“Being a diplomat is no career for a woman who wants to have a family,” said the consul.
“By the time you’re ready to get married he’ll be married,” said my mother.
“Don’t put off having children,” said the prominent professor.
Jane Eisner’s recent editorial Marriage Agenda brought back me to the 80s and 90s. As I finished high school, made my way through college and began graduate school, my elders were filled with advice about family planning. In the Jewish community, where concerns of assimilation reached a fever pitch, there was a very strong chorus that promoted marriage and childbearing. Eisner’s piece, which laments the high rates of intermarriage, the delaying of marriage, or even choosing not getting married sounded eerily like a retro recording of days gone by.
As a young woman, I followed the wisdom I received. I was married by 25 and had my first child in my twenties and my second by 32. I did miscarry but I was young and healthy and conception followed with ease. In my 40s, I have healthy older children and a strong marriage.
But to suggest that this has been an easy path or one that comes without costs is foolish. I was still very much figuring out who I wanted to be when I met the man I married. Instead of going off to Israel and entering rabbinical school, I stayed in the United States. Coming to understand myself in relationship to him would mean nearly a decade before I realized my desire to go to rabbinic school. And realizing that dream –while raising two small children-took a toll on our marriage. Having our children before our careers were launched was financially challenging. Studies have shown that delaying childbearing for educated professionals correlates with significantly higher lifetime earning potential. As we face paying for college this is something I worry about. I do not regret my choices but am realistic about the trade offs. It is too simplistic to recommend that we encourage marriage and early childbearing.
In 1984, my teacher and mentor feminist historian Paula Hyman called on the Jewish community to set up day care and find other ways of supporting families.

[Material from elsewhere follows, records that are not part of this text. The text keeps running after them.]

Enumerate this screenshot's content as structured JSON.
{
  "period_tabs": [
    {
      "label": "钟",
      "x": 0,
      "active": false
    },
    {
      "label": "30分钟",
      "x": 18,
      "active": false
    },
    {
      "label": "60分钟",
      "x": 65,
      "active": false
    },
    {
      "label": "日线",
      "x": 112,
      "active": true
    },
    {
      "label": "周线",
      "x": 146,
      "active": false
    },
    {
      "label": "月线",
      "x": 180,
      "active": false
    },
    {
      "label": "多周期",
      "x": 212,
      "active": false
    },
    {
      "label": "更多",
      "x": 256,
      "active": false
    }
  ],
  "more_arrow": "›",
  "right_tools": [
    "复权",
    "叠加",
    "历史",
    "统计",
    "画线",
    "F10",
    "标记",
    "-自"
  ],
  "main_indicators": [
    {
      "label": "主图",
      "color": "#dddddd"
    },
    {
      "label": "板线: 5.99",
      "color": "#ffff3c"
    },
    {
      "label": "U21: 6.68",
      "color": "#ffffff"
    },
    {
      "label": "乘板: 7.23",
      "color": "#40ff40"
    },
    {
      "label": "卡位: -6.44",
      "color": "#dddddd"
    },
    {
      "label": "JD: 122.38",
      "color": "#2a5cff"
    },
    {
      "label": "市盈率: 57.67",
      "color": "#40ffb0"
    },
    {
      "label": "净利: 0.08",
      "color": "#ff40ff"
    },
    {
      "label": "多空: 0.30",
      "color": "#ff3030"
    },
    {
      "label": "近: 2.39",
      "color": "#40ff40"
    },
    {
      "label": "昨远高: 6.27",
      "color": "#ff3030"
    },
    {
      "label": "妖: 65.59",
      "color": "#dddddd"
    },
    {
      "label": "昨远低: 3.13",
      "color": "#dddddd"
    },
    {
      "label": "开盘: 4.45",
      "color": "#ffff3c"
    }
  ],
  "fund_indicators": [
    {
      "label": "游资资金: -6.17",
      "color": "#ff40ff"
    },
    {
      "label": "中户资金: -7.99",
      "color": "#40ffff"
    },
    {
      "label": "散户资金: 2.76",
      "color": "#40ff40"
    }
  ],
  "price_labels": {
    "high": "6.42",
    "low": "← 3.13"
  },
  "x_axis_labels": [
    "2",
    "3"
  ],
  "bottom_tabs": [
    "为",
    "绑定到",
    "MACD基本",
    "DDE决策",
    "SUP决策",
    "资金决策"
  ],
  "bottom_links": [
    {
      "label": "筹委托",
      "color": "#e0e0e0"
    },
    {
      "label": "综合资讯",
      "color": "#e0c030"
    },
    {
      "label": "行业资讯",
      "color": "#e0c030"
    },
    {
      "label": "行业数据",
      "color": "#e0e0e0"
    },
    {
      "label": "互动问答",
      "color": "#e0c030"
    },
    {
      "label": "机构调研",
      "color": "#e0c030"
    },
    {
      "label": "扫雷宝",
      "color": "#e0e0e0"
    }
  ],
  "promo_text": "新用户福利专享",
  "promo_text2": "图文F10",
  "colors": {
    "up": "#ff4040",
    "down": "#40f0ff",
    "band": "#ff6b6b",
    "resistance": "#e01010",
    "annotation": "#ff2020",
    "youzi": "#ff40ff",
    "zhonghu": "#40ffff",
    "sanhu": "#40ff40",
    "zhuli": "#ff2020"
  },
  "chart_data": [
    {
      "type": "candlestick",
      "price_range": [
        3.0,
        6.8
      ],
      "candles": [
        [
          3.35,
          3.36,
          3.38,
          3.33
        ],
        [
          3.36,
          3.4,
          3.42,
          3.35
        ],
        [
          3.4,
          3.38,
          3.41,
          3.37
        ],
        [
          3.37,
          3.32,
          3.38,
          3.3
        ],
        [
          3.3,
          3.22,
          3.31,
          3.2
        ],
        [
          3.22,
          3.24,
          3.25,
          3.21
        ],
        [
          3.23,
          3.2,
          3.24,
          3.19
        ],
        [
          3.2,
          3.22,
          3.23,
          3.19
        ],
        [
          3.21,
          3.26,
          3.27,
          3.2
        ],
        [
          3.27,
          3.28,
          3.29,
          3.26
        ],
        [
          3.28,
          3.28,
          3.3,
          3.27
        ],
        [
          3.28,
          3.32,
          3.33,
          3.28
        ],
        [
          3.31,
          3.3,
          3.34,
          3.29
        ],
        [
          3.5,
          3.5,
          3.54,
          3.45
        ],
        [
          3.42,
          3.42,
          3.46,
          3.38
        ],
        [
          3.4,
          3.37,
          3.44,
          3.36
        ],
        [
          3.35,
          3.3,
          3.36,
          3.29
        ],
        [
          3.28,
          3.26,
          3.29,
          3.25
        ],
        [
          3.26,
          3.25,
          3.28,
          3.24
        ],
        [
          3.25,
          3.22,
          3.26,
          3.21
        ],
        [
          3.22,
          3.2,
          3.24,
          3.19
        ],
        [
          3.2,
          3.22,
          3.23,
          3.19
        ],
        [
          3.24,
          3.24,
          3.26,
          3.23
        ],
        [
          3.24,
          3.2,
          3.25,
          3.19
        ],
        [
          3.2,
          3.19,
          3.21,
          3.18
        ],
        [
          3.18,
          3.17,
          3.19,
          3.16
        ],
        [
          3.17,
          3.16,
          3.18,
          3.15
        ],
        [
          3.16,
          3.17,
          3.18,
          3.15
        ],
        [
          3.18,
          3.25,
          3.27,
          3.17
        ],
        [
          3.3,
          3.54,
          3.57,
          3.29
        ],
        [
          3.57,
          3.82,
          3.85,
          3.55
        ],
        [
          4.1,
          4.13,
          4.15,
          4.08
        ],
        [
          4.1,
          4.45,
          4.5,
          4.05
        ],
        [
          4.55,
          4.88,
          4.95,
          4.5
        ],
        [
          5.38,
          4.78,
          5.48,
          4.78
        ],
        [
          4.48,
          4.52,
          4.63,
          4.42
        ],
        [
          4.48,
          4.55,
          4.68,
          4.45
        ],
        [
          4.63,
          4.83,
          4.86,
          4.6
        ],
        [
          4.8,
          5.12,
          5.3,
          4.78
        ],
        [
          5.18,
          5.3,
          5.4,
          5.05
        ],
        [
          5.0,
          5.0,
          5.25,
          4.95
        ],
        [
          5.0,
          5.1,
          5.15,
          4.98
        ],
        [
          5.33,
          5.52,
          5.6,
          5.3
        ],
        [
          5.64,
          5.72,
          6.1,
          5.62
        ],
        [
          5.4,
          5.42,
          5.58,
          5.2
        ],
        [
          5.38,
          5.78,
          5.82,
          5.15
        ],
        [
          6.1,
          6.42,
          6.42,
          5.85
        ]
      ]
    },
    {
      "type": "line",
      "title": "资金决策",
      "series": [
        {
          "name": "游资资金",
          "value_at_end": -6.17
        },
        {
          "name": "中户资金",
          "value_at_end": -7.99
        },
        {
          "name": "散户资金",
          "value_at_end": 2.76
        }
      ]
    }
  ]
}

Had her suggestions been implemented, we may have chosen to have two more kids or we may have set up college funds. Paula did support me when I chose to get pregnant as a graduate student at Yale, but not all my professors –even the female ones –even the Jewish ones- felt the same way. Recently, listening to several feminist thinkers debate the pros and cons of delaying parenthood on my local NPR station, it was once again clear to me that larger societal changes need to take place in order for people to feel like marriage and/or parenting are not in opposition to careers or professional life. I agree that it is helpful to be clear about the challenges of ‘having it all’ but let us not return to an era that suggests that marriage and babies are the solution. We need to recognize that family life is not the only way people make significant contributions to society and encourage involvement in Jewish life no matter marital/partnership/family status. All choices come at a price.
Buried in Eisner’s piece is a critique of the Jewish community for paying too much attention to Israel engagement and not enough on marriage and parenting. I wish she had fully developed her vision of policy changes that the Jewish community might push for more broadly.
For those who do want families, we need paid parental leave –for all parents regardless of gender or marital status. We need to help make day care affordable. We need preventative health care and flex time for soccer matches and science fairs. We need equal pay for women and men. We need reasonable expectations instead of 80 hour work weeks. It is easy to play the blame game or to wallow in regret, but if we are really interested in supporting Jewish family life then we need to roll up our sleeves, engage with public policy, open our wallets, think creatively, and work for broad systemic change.